Hosea Wilson, Little Richard road manager, insists that “Richard brought Hendrix out. Helped him a lot to be what he became.” A few years later, Hendrix himself said: “I want to do with my guitar what Little Richard does with his voice.”
In time, though, Jimi grew unhappy with the set-up, even though he loved to play with Richard. Sometimes Richard would take a plane from one venue to the next, while his band travelled by bus. Jimi started flouting rules and, some say, was deliberately bad at time-keeping. It was Richard’s brother, Robert, managing the whole tour package, who decided he had to go.
Robert Penniman: “I fired Hendrix, who was using the name Maurice James all the time I knew him. He was a damn good guitar player, but the guy was never on time. He was always late for the bus and flirting with all the girls and stuff like that. It came to a head in New York, where we had been playing the Apollo and Hendrix missed the bus for Washington DC.”

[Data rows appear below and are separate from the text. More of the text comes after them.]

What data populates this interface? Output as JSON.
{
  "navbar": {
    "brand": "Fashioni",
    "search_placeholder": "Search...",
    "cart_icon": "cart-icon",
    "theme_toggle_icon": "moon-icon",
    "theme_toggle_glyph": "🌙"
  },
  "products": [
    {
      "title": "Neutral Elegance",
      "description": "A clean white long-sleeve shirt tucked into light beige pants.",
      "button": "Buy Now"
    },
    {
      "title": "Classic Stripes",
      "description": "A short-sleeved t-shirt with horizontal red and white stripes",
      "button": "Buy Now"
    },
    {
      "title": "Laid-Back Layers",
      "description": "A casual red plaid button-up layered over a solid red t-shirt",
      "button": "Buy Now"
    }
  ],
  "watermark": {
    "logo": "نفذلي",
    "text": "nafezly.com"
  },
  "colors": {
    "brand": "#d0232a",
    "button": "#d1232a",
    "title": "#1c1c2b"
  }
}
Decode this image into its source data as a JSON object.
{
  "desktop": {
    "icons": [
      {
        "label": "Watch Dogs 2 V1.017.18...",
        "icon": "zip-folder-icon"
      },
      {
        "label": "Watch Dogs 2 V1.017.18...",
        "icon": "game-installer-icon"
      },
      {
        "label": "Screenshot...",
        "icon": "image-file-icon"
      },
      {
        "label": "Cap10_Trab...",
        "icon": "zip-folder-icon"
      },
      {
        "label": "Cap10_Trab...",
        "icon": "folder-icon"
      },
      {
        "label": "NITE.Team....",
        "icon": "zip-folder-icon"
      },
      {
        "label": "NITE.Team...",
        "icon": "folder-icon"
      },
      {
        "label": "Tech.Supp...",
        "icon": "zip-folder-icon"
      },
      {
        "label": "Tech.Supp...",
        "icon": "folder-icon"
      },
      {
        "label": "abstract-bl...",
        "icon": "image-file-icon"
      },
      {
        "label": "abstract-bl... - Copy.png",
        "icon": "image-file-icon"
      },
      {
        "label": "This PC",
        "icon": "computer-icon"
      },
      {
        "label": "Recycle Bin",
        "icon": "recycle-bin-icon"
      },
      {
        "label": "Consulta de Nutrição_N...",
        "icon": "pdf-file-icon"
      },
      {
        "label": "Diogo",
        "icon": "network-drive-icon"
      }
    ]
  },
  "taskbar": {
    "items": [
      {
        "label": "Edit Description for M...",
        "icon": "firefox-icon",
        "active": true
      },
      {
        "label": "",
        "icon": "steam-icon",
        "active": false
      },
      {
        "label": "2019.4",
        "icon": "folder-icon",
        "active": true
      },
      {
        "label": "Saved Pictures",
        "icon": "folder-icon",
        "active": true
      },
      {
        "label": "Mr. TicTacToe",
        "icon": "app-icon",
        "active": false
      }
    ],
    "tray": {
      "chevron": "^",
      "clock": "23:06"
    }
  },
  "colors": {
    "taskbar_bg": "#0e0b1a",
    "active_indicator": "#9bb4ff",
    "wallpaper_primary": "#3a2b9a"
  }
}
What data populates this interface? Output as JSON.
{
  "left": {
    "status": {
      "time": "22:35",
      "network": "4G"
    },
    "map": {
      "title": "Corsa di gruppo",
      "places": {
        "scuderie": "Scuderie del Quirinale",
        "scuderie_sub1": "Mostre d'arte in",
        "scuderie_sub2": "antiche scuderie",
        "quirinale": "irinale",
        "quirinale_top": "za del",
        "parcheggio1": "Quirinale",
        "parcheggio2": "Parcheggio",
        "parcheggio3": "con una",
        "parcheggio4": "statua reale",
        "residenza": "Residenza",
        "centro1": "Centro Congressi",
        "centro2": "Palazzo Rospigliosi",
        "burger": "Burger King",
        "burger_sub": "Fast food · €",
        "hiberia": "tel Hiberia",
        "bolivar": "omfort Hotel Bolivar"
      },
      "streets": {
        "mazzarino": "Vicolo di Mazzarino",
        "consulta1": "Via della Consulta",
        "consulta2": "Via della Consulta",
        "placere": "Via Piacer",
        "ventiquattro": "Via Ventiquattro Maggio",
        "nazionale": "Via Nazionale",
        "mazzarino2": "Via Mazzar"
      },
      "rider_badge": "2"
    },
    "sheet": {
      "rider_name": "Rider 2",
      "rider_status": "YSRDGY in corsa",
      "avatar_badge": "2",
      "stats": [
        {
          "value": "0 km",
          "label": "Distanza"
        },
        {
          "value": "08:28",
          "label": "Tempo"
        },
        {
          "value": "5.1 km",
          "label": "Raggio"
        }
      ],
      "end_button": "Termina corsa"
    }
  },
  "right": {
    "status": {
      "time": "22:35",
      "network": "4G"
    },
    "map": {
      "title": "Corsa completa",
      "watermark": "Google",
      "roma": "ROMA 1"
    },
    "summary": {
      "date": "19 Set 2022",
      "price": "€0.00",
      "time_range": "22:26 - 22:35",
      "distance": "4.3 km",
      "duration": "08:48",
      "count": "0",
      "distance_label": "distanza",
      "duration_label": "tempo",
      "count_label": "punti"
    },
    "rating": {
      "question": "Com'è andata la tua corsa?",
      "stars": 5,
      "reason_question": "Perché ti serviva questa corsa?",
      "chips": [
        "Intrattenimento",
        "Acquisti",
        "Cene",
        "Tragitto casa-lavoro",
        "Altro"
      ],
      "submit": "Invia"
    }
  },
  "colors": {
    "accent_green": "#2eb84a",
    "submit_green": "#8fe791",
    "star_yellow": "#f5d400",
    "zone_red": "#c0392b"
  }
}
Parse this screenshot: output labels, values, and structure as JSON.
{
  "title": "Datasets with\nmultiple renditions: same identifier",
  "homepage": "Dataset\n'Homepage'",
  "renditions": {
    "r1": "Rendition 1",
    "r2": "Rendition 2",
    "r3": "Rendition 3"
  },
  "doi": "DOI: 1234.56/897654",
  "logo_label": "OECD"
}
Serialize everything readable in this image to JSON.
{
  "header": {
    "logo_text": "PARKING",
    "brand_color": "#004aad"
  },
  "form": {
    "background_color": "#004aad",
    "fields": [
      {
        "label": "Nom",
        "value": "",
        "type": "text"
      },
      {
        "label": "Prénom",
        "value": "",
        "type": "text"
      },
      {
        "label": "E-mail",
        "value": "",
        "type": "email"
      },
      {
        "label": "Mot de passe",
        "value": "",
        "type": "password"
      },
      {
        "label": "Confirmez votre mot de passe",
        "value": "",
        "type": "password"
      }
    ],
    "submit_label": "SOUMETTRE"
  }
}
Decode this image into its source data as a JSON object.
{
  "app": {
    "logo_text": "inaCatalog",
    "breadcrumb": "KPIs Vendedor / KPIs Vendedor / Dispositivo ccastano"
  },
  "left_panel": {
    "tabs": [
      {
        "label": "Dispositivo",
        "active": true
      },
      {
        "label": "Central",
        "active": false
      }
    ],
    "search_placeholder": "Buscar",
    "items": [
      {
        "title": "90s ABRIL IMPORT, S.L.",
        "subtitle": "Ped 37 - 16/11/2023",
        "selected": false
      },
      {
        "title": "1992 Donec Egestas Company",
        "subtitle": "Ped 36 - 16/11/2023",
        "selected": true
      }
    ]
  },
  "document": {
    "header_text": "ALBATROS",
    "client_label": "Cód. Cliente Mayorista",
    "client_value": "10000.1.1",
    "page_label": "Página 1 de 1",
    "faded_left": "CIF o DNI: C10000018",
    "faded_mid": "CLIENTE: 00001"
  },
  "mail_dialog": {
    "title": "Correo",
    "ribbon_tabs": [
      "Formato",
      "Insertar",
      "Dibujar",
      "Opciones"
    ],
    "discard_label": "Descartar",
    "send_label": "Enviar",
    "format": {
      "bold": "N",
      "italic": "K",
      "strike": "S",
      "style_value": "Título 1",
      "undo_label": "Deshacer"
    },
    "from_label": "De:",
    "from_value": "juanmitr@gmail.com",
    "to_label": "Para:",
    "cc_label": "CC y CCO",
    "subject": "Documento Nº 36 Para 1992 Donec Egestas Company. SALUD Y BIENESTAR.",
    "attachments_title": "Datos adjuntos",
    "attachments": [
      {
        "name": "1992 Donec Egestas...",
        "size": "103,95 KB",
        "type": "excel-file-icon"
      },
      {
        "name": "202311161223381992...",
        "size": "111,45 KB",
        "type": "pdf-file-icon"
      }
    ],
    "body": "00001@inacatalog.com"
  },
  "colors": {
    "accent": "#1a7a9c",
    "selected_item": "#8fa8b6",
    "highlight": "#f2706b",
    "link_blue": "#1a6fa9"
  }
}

Little Richard himself opined, “Jimi Hendrix’s problem was women. He liked a lot of women. He’d meet women, and he’d forget what he had to do… He’d be hypnotised! Oooh, she’d take over the whole system.”
Robert Penniman phoned Jimi back in NYC from Washington DC and delivered the bad news, in May 1965: “We had some words. I was running the road for Richard and I didn’t accept that kind of bullshit.” Richard and Jimi were not known to speak again before Hendrix’s death.
Don’t get overly excited about ‘lost recordings’, either. Hendrix is pretty certainly on one Little Richard 45, I Don’t Know What You’ve Got (But It’s Got Me) (Vee-Jay, 1965), along with pianist Billy Preston and drummer Bernard Purdie. He’s also somewhere on Dancing All Around the World, also 1965. But a whole album, Friends From The Beginning – Little Richard & Jimi Hendrix is bogus – some of the tracks date from 1971 (Hendrix was dead!), and some believe half of it isn’t even Little Richard!
It was a short and frenzied episode, ultimately, and only made sense to Robert Penniman a couple of years later. While on a plane, the headset entertainment programme featured this new star, Jimi Hendrix, whom Robert had read was “making like a hundred thousand dollars for 45 minutes.” When Robert later mentioned Hendrix to Little Richard, the singer said, “‘Robert, do you know who that is?’ He let me hang for a couple of minutes, then he said, ‘That’s Maurice James’. I never related Jimi Hendrix to Maurice James until then.”